Here’s a fact about my gaming history I’m a bit embarrassed about. For a long time, I did not “get” Donkey Kong Country.
I’m not saying I hated it. I thought it was OK. Donkey Kong Country seemed like a neat, if traditional, 2D platformer. I thought its prerendered characters looked neat. But I didn’t fall in love with the game the way so many others did.
And I do mean a lot of others. The original Donkey Kong Country is the Super Nintendo’s third best-selling game after Super Mario World and Super Mario All-Stars. That means DKC sold more than hits and classics like The Legend of Zelda: The Link to the Past, Super Mario Kart, and Final Fantasy VI. Even its two SNES sequels are both in the top 10. The last of them, Donkey Kong Country 3: Dixie Kong’s Double Trouble, managed to sell over 3 million copies even though it came out a couple of months after the Nintendo 64!
So why do people love these games so much, and what wasn’t I understanding? At its heart, Donkey Kong Country is simple. You play as one of two characters — Donkey and Diddy Kong — as you jump and roll your way through stages, avoiding pits and enemies. You have some powerups in the form of animal friends and occasional stage gimmicks like mine carts, but it isn’t super innovative.
It’s also hard. Those mine cart levels can take a lot of patience and trained reflexes to get through. Simple mistakes can cause deaths that can take away a good chunk of your progress. As a kid, Donkey Kong Country frustrated me more than it entertained me. If I was going to play a 2D platformer, I’d rather just stick with something more familiar like Mario and Sonic.
This trepidation for the series continued for some time. When I reviewed Donkey Kong Country: Tropical Freeze for the Wii U in 2014, I thought it was OK. A lot of my colleagues loved it. This includes VentureBeat’s Jeremy Horwitz, who this week gave the game’s Switch version high marks.
What wasn’t I getting? I wasn’t sure, but within the last year, I did finally find an appreciation for this series. It came from two things.
First off, I love watching speedruns. And as it turns out, Donkey Kong Country speedruns are great to watch. But looking at others obliterate these games in record times, I saw how entertaining DKC was at a fast pace. When I play it, I get too hung up on searching for every banana and secret minigame. That slows the game down. After watching speedruns, I decided to take a faster path through levels.
It was much more fun. Donkey Kong and Diddy Kong’s rolling attacks and stage mechanics like explosive barrels make it easy to blast through levels at a satisfying pace. Speedruns would also show me secrets that helped me beat levels faster. These weren’t difficult tricks or glitches that gave me an unfair advantage. These were things like hidden barrels that helped me skip huge chunks of stages. Sure, you can argue why would I want to skip part of a game I’m enjoying, but it’s satisfying to use these secrets.

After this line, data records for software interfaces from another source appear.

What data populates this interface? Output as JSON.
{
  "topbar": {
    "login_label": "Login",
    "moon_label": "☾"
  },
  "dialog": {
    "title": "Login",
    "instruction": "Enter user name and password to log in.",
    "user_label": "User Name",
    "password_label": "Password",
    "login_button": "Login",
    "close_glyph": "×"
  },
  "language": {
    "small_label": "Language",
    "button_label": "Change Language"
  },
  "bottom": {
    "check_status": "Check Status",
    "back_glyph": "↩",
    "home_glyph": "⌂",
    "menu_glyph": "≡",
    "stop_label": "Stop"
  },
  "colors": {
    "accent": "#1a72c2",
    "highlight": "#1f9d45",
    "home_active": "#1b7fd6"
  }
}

The soundtracks also gave me a new appreciation for the series. As a kid, I didn’t pay too much attention to DKC’s music. But now I keep hearing its tunes used in remixes and orchestral arrangements, and I understand just how catchy and rich these scores are. I don’t think any other game has captured the idea of the “underwater level” better with a single song.
I’m glad to say I’m no longer a Donkey Kong Country hater. I’ve even recently tracked down a cartridge of Donkey Kong Country 2: Diddy Kong’s Quest for my original Super Nintendo. It’s never too late to appreciate the classics, even if you once disregarded them.
The RetroBeat is a weekly column that looks at gaming’s past, diving into classics, new retro titles, or looking at how old favorites — and their design techniques — inspire today’s market and experiences. If you have any retro-themed projects or scoops you’d like to send my way, please contact me.